Similar examples can be found in the world of business. Local businesses and brands with a strong digital presence are the ones staying top of mind throughout tough times. Growing awareness and brand loyalty even when doors are closed. Business groups and local towns have even come together to support each other. Like poet John Donne almost said, ’no business is an island’.
If you’re interested to see how local entrepreneurs have used support sites to bring the business community together, have a gander at this article on driving local sales.
#2 Embrace virtual
This is about doing the next best thing. About being there, even when you’re not there.
Where virtual sermons transformed sofas into pews, estate agents globally have taken to virtual to bring your next home into your existing one. Virtual tours are nothing new and yet perhaps just timely, as people become accustomed to a new way of doing things.
Virtual house tours and 3D walkthroughs have all but seen the end of open houses, at least for the time being, and with no sign of this move being detrimental. Quite the opposite in fact, as the technology supports an unexpected backdrop of record property prices and new home sales. A trend observed on both sides of the Atlantic.
Our very own Nettl studios across the globe have continued to offer virtual meetings throughout the last year. Even when physical stores were forced to stay closed, you could arrange a video chat or call back online.
Adam Whitehouse, studio manager at Nettl of Birmingham in the UK, is happy to vouch for the importance of virtual meetings.
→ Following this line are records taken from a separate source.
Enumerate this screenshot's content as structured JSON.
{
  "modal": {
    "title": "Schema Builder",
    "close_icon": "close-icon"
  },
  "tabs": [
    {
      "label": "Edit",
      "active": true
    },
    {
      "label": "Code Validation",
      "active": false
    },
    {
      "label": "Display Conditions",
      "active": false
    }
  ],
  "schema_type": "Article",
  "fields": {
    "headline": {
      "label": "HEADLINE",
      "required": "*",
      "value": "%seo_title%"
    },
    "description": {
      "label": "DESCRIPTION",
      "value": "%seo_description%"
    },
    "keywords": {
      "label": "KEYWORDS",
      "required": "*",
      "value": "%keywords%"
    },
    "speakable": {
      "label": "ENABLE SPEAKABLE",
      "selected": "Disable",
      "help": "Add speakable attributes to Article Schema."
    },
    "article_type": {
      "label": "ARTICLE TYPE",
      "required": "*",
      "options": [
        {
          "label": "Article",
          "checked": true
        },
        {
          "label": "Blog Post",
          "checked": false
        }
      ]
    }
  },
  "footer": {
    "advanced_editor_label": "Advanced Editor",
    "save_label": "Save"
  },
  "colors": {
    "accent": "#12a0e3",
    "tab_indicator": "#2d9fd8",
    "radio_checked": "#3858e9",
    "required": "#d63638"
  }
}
“You can’t underestimate the human factor when working with a business on their marketing or website. Being able to have honest face to face meetings, albeit virtually, has been so important when it comes to maintaining that chemistry. Of course, we look forward to meeting again in person, over a coffee. But the convenience factor of virtual makes me think it’s an option that’s here to stay.”
But Adam believes just because you’re working from home doesn’t mean you shouldn’t look the business. “We make the most of our fabric backdrops, lanyards and fashion-fit workwear to add some professional whoosh to our Zooms”.
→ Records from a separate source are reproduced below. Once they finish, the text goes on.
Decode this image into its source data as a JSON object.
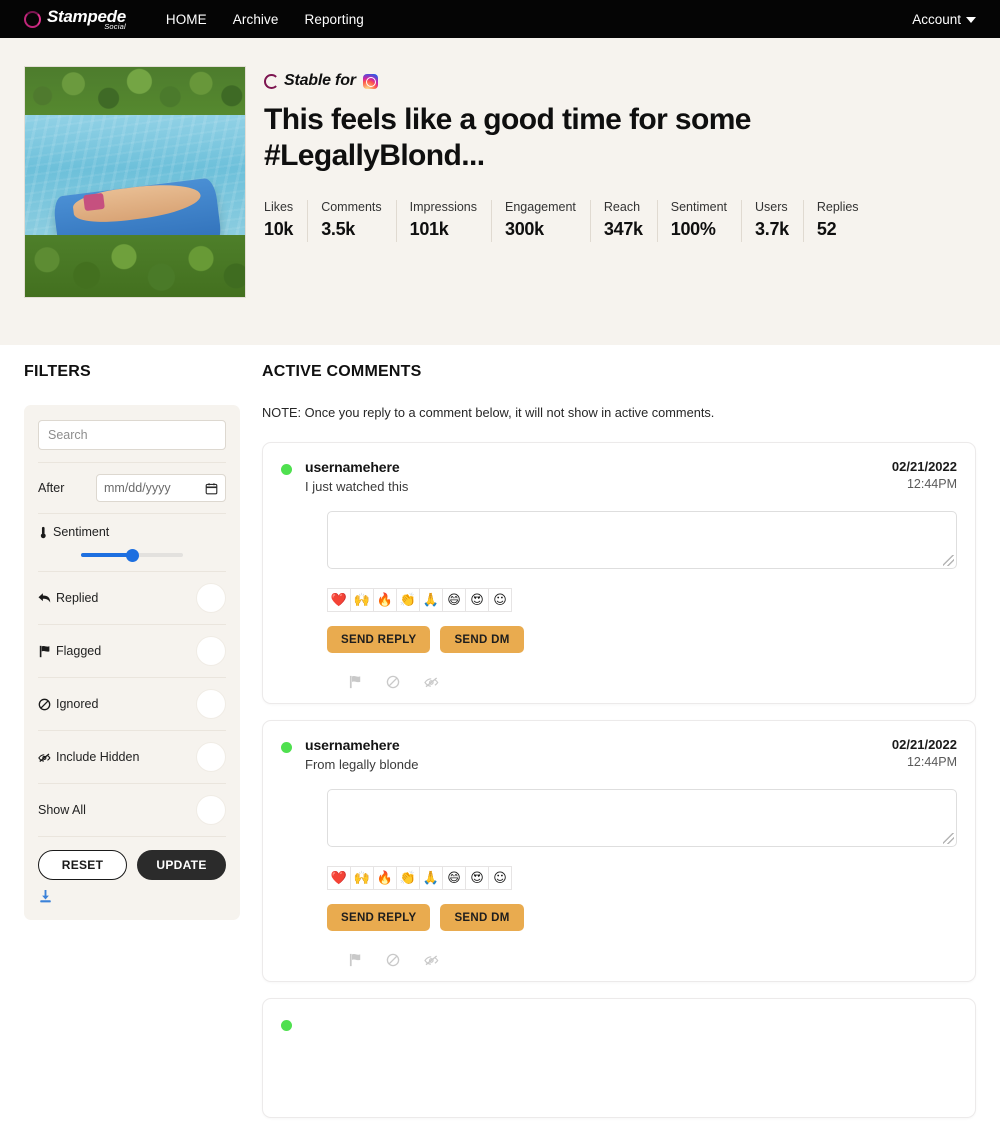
{
  "nav": {
    "brand_name": "Stampede",
    "brand_sub": "Social",
    "brand_icon": "stampede-circle-icon",
    "links": [
      {
        "label": "HOME"
      },
      {
        "label": "Archive"
      },
      {
        "label": "Reporting"
      }
    ],
    "account_label": "Account",
    "account_caret_icon": "chevron-down-icon"
  },
  "hero": {
    "image_alt": "woman floating on blue pool float",
    "platform_prefix": "Stable for",
    "platform_icon": "instagram-icon",
    "title": "This feels like a good time for some #LegallyBlond...",
    "metrics": [
      {
        "label": "Likes",
        "value": "10k"
      },
      {
        "label": "Comments",
        "value": "3.5k"
      },
      {
        "label": "Impressions",
        "value": "101k"
      },
      {
        "label": "Engagement",
        "value": "300k"
      },
      {
        "label": "Reach",
        "value": "347k"
      },
      {
        "label": "Sentiment",
        "value": "100%"
      },
      {
        "label": "Users",
        "value": "3.7k"
      },
      {
        "label": "Replies",
        "value": "52"
      }
    ]
  },
  "filters": {
    "title": "FILTERS",
    "search_placeholder": "Search",
    "search_value": "",
    "after_label": "After",
    "date_value": "mm/dd/yyyy",
    "date_icon": "calendar-icon",
    "sentiment_label": "Sentiment",
    "sentiment_icon": "thermometer-icon",
    "sentiment_slider_value": 50,
    "toggles": [
      {
        "label": "Replied",
        "icon": "reply-arrow-icon",
        "on": false
      },
      {
        "label": "Flagged",
        "icon": "flag-icon",
        "on": false
      },
      {
        "label": "Ignored",
        "icon": "ban-icon",
        "on": false
      },
      {
        "label": "Include Hidden",
        "icon": "eye-slash-icon",
        "on": false
      },
      {
        "label": "Show All",
        "icon": "",
        "on": false
      }
    ],
    "reset_label": "RESET",
    "update_label": "UPDATE",
    "download_icon": "download-icon"
  },
  "comments_section": {
    "title": "ACTIVE COMMENTS",
    "note": "NOTE: Once you reply to a comment below, it will not show in active comments.",
    "emoji_buttons": [
      "❤️",
      "🙌",
      "🔥",
      "👏",
      "🙏",
      "😄",
      "😍",
      "☺"
    ],
    "emoji_names": [
      "heart-emoji",
      "raised-hands-emoji",
      "fire-emoji",
      "clap-emoji",
      "pray-emoji",
      "grin-emoji",
      "heart-eyes-emoji",
      "emoji-picker-icon"
    ],
    "send_reply_label": "SEND REPLY",
    "send_dm_label": "SEND DM",
    "action_icons": [
      "flag-icon",
      "ban-icon",
      "eye-slash-icon"
    ],
    "reply_placeholder": "",
    "comments": [
      {
        "status": "active",
        "username": "usernamehere",
        "text": "I just watched this",
        "date": "02/21/2022",
        "time": "12:44PM",
        "reply_value": ""
      },
      {
        "status": "active",
        "username": "usernamehere",
        "text": "From legally blonde",
        "date": "02/21/2022",
        "time": "12:44PM",
        "reply_value": ""
      },
      {
        "status": "active",
        "username": "",
        "text": "",
        "date": "",
        "time": "",
        "reply_value": ""
      }
    ]
  },
  "colors": {
    "nav_bg": "#050505",
    "hero_bg": "#f6f3ee",
    "accent_orange": "#e9ab4f",
    "accent_blue": "#1d6fe0",
    "brand_pink": "#c0267a",
    "status_green": "#4fe04f",
    "dark_button": "#2b2b2b"
  }
}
#3 Embrace e-commerce
No one will ever buy shoes online.
Or at least they didn’t, until Nick Swinmurn, founder of Zappos, believed they would. Free delivery, free returns, unparalleled customer service and 12 years later the Amazon acquisition boast annual revenues of over $2 billion.
So how do you feel about buying a car? Do you enjoy perusing the forecourts? Trying the seats for size? The free coffee, a test drive? (Even if you do have to put up with the ever-so-attentive sales assistant). Let’s face it, once you’re driving the thing around you’re sold, right? Hmm, maybe the thought of the sales process is enough to put some people off, but how can anyone resist that new car smell?
If you can buy shoes online, and cars online, you can sell your thing online too. Not just ‘can sell’. Must sell.
The relentless march online has been underway for years. £3 of every £10 is now spent online. 50% more than before the pandemic. Ecommerce was already growing substantially. The pandemic simply accelerated things. New online shoppers were forced to try it. And they liked it. Once habits form, behaviour changes forever. It seems certain more sales will happen online. And not just consumers. Because behind every B2B transaction is a human.
And even if you don’t sell products, you should be offering online bookings. Webinars, demos, or free trials. All smoothly transacted online. The successful churches we mentioned earlier all signed up to enable online donations. E-commerce isn’t just essential, it’s a post-pandemic survival skill.
A bonus 4th – Embrace adaptability
Overall, embrace adaptability. Creativity. Persistence.
Where there’s a will there’s a way. While there’s demand, a route exists to make it happen. And if demand has dwindled, then new opportunities will arise.